PROVIDED INFORMATION below:

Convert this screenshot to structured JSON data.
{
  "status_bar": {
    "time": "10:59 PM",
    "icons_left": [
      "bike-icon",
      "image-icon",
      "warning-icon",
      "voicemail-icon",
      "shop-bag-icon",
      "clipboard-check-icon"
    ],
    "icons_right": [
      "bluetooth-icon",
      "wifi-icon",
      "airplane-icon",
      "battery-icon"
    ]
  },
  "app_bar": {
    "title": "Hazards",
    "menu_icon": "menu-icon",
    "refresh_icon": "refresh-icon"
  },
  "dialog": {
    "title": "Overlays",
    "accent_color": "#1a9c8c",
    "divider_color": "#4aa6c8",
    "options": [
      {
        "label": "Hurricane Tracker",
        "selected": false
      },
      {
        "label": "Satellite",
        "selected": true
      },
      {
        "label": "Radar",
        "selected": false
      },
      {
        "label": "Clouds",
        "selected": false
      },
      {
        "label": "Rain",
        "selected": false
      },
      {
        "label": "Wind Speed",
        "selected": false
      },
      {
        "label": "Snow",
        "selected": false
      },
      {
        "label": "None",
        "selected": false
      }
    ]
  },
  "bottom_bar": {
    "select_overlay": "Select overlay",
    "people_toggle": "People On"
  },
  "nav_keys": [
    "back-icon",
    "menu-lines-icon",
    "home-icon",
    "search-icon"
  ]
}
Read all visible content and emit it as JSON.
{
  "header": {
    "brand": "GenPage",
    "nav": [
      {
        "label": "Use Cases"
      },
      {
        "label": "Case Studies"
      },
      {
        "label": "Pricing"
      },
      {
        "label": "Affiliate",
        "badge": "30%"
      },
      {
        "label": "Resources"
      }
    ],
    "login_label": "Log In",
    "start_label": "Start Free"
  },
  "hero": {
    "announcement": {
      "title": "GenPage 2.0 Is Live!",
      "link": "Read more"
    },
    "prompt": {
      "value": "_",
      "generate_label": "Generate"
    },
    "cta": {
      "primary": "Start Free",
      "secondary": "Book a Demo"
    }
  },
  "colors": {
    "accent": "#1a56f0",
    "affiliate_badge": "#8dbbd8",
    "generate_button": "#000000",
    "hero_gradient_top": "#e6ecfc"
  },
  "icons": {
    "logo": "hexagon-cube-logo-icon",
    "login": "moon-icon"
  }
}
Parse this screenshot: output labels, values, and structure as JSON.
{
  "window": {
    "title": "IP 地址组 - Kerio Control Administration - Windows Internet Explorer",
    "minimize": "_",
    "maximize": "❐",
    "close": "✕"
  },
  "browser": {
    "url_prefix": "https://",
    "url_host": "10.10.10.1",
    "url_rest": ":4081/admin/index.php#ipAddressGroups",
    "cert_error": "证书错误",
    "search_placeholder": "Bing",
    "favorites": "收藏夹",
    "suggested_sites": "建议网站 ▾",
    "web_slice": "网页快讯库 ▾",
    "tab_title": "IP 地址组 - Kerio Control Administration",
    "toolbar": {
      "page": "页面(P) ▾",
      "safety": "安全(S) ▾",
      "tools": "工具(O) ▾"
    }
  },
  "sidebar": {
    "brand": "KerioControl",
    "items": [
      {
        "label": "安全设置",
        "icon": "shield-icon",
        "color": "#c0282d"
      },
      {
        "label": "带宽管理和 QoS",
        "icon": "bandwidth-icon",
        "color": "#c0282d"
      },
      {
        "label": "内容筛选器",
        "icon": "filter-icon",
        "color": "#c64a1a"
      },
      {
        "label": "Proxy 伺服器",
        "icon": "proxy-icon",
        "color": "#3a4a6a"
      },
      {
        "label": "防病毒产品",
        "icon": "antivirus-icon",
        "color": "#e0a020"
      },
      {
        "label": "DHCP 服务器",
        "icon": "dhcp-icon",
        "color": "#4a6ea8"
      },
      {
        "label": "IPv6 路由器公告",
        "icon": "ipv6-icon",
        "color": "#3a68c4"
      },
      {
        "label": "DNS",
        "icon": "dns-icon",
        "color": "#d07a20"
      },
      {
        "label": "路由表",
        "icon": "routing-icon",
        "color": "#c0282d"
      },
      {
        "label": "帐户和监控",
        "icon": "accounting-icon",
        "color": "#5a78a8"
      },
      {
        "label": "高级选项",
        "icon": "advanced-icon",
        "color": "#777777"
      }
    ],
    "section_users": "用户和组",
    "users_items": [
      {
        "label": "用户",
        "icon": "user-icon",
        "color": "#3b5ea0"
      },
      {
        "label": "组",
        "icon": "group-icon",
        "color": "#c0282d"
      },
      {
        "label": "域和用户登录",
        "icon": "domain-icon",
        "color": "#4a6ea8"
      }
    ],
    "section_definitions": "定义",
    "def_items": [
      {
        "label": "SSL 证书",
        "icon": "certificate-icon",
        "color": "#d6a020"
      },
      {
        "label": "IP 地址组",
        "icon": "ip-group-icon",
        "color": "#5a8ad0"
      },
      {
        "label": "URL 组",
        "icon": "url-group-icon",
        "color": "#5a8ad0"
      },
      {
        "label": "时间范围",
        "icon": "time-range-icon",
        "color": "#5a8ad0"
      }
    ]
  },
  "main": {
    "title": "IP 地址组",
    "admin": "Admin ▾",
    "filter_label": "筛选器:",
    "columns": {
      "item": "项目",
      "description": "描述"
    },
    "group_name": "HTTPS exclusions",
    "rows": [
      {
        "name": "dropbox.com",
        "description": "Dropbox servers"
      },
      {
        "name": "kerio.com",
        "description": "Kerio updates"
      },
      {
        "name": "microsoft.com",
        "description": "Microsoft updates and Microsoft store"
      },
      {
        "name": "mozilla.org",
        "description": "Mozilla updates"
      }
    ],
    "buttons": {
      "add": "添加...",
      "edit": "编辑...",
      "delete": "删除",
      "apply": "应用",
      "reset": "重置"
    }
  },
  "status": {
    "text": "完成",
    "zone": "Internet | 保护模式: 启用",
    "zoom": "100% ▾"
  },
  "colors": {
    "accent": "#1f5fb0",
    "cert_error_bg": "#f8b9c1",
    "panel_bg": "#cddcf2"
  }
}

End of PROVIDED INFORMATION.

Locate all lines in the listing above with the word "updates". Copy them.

ANSWER BELOW:
        "description": "Kerio updates"
        "description": "Microsoft updates and Microsoft store"
        "description": "Mozilla updates"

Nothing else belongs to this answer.